3. 1 Dead in Attack, by Chris Rose
Now, unlike the first two, this is purely a book about the hurricane and what it was like to live here in the days, months, and years afterward. And let me say, Chris Rose paints a picture at turns sad and horrific and at others surreal and amusing. A columnist with the Times-Picayune at the time of Katrina, he was back in the city right after the storm and he documented it all in his columns for the paper. This book is a collection of those columns.
He talks about the challenges of being away from your family (his then-wife and children stayed in Maryland that fall with his folks), and he talks about the challenges of living in a war zone. He also lays himself bare and raw, talking about the difficulties he had dealing with a lot of it — difficulties many here after the storm faced. He is colorful and funny and has a voice all his own. He makes you feel, as much as is humanly possible, what it was like to be here back then. His title refers to one of the markings he saw on a house that had been searched after the storm. It’s poignant and painful, just as his book often is.
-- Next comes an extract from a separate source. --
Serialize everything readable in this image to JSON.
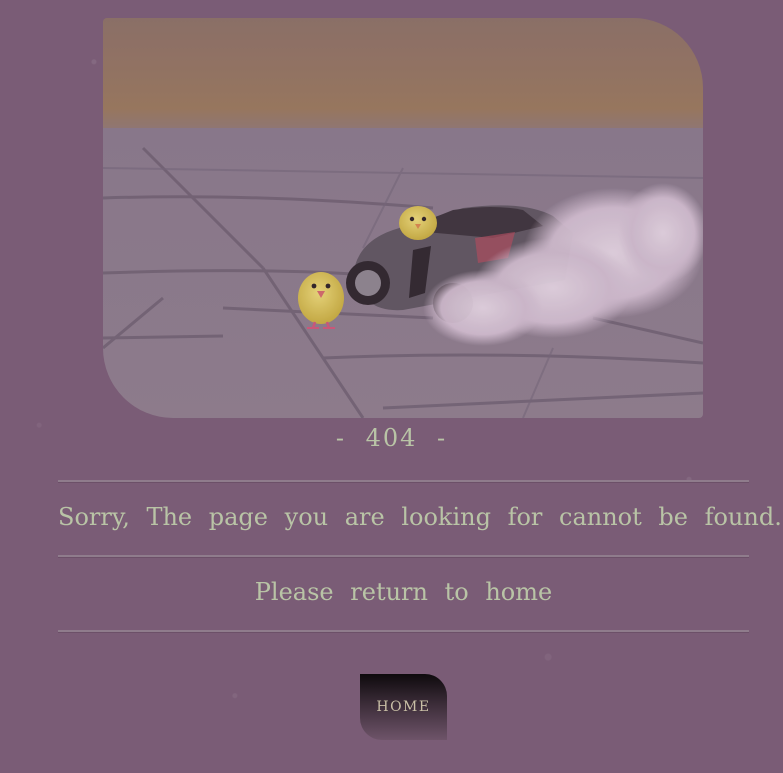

4. A.D./New Orleans After the Deluge, by Josh Neufeld
This a graphic novel about the hurricane — the first graphic novel I’ve ever read, actually. And it was incredibly moving, much more so than I’d expected. Using drawings to tell the stories of several residents, some who evacuated, and some who stayed, he created scenes that I’d only imagined but had never actually seen myself. And what a remarkable job he did. With dignity and care, he recreated something horrible and turned it into something beautiful and touching.
5. Why New Orleans Matters, by Tom Piazza
This book was written shortly after the hurricane, in part as a response to those stupid and short-sighted enough to say things like, “Why should we rebuild New Orleans?” It’s also a love letter to the city and its special culture. You can learn lots about the history of New Orleans music and food from this book, as well as about other cultural touchstones like our love for a parade.
Whew. This was some pretty heavy reading, all in all, but they were all good. On to some fiction for me now, though…